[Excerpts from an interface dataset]
______
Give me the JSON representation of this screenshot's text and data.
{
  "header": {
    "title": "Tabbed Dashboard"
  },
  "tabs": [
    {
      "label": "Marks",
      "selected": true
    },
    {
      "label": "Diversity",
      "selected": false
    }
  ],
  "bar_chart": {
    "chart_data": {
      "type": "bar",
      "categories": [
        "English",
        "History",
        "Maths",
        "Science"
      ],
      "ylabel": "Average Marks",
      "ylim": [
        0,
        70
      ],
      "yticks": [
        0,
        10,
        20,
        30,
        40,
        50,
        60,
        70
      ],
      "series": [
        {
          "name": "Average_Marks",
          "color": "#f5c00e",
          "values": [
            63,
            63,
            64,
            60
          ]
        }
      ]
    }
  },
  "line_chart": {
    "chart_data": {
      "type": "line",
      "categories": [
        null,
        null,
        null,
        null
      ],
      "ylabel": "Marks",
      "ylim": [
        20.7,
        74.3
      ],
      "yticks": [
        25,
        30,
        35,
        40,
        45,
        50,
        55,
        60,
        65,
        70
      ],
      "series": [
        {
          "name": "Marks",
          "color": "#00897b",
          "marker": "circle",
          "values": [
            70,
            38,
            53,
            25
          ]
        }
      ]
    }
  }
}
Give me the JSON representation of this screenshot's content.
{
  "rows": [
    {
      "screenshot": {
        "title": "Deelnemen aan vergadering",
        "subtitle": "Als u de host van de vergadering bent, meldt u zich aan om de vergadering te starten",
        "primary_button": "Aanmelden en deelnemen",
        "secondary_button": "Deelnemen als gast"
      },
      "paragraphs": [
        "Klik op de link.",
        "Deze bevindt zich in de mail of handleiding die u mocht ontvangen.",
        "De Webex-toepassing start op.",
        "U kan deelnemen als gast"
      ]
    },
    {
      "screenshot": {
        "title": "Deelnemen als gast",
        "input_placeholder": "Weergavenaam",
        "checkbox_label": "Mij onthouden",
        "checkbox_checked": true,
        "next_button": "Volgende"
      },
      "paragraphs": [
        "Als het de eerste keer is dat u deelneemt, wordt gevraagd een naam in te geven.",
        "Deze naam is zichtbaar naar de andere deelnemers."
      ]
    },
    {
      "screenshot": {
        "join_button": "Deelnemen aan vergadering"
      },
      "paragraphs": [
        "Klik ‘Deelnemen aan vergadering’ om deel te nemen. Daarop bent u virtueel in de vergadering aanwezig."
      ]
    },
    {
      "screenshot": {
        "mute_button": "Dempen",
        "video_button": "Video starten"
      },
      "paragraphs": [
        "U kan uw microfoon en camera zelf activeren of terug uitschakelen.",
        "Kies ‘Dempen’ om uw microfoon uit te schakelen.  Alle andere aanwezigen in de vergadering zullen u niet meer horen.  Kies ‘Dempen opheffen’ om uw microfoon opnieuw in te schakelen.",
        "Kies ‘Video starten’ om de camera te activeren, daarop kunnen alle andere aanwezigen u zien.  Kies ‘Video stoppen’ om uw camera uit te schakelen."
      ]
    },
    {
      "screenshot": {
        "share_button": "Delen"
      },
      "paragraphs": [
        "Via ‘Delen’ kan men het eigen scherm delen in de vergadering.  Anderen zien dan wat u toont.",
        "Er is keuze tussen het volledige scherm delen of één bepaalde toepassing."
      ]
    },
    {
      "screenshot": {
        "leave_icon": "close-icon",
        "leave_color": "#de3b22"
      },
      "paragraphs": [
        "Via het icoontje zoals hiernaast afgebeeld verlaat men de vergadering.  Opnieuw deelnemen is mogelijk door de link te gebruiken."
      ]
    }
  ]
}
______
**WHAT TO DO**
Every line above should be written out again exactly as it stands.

**EXERCISE SOLUTION**
Give me the JSON representation of this screenshot's text and data.
{
  "header": {
    "title": "Tabbed Dashboard"
  },
  "tabs": [
    {
      "label": "Marks",
      "selected": true
    },
    {
      "label": "Diversity",
      "selected": false
    }
  ],
  "bar_chart": {
    "chart_data": {
      "type": "bar",
      "categories": [
        "English",
        "History",
        "Maths",
        "Science"
      ],
      "ylabel": "Average Marks",
      "ylim": [
        0,
        70
      ],
      "yticks": [
        0,
        10,
        20,
        30,
        40,
        50,
        60,
        70
      ],
      "series": [
        {
          "name": "Average_Marks",
          "color": "#f5c00e",
          "values": [
            63,
            63,
            64,
            60
          ]
        }
      ]
    }
  },
  "line_chart": {
    "chart_data": {
      "type": "line",
      "categories": [
        null,
        null,
        null,
        null
      ],
      "ylabel": "Marks",
      "ylim": [
        20.7,
        74.3
      ],
      "yticks": [
        25,
        30,
        35,
        40,
        45,
        50,
        55,
        60,
        65,
        70
      ],
      "series": [
        {
          "name": "Marks",
          "color": "#00897b",
          "marker": "circle",
          "values": [
            70,
            38,
            53,
            25
          ]
        }
      ]
    }
  }
}
Give me the JSON representation of this screenshot's content.
{
  "rows": [
    {
      "screenshot": {
        "title": "Deelnemen aan vergadering",
        "subtitle": "Als u de host van de vergadering bent, meldt u zich aan om de vergadering te starten",
        "primary_button": "Aanmelden en deelnemen",
        "secondary_button": "Deelnemen als gast"
      },
      "paragraphs": [
        "Klik op de link.",
        "Deze bevindt zich in de mail of handleiding die u mocht ontvangen.",
        "De Webex-toepassing start op.",
        "U kan deelnemen als gast"
      ]
    },
    {
      "screenshot": {
        "title": "Deelnemen als gast",
        "input_placeholder": "Weergavenaam",
        "checkbox_label": "Mij onthouden",
        "checkbox_checked": true,
        "next_button": "Volgende"
      },
      "paragraphs": [
        "Als het de eerste keer is dat u deelneemt, wordt gevraagd een naam in te geven.",
        "Deze naam is zichtbaar naar de andere deelnemers."
      ]
    },
    {
      "screenshot": {
        "join_button": "Deelnemen aan vergadering"
      },
      "paragraphs": [
        "Klik ‘Deelnemen aan vergadering’ om deel te nemen. Daarop bent u virtueel in de vergadering aanwezig."
      ]
    },
    {
      "screenshot": {
        "mute_button": "Dempen",
        "video_button": "Video starten"
      },
      "paragraphs": [
        "U kan uw microfoon en camera zelf activeren of terug uitschakelen.",
        "Kies ‘Dempen’ om uw microfoon uit te schakelen.  Alle andere aanwezigen in de vergadering zullen u niet meer horen.  Kies ‘Dempen opheffen’ om uw microfoon opnieuw in te schakelen.",
        "Kies ‘Video starten’ om de camera te activeren, daarop kunnen alle andere aanwezigen u zien.  Kies ‘Video stoppen’ om uw camera uit te schakelen."
      ]
    },
    {
      "screenshot": {
        "share_button": "Delen"
      },
      "paragraphs": [
        "Via ‘Delen’ kan men het eigen scherm delen in de vergadering.  Anderen zien dan wat u toont.",
        "Er is keuze tussen het volledige scherm delen of één bepaalde toepassing."
      ]
    },
    {
      "screenshot": {
        "leave_icon": "close-icon",
        "leave_color": "#de3b22"
      },
      "paragraphs": [
        "Via het icoontje zoals hiernaast afgebeeld verlaat men de vergadering.  Opnieuw deelnemen is mogelijk door de link te gebruiken."
      ]
    }
  ]
}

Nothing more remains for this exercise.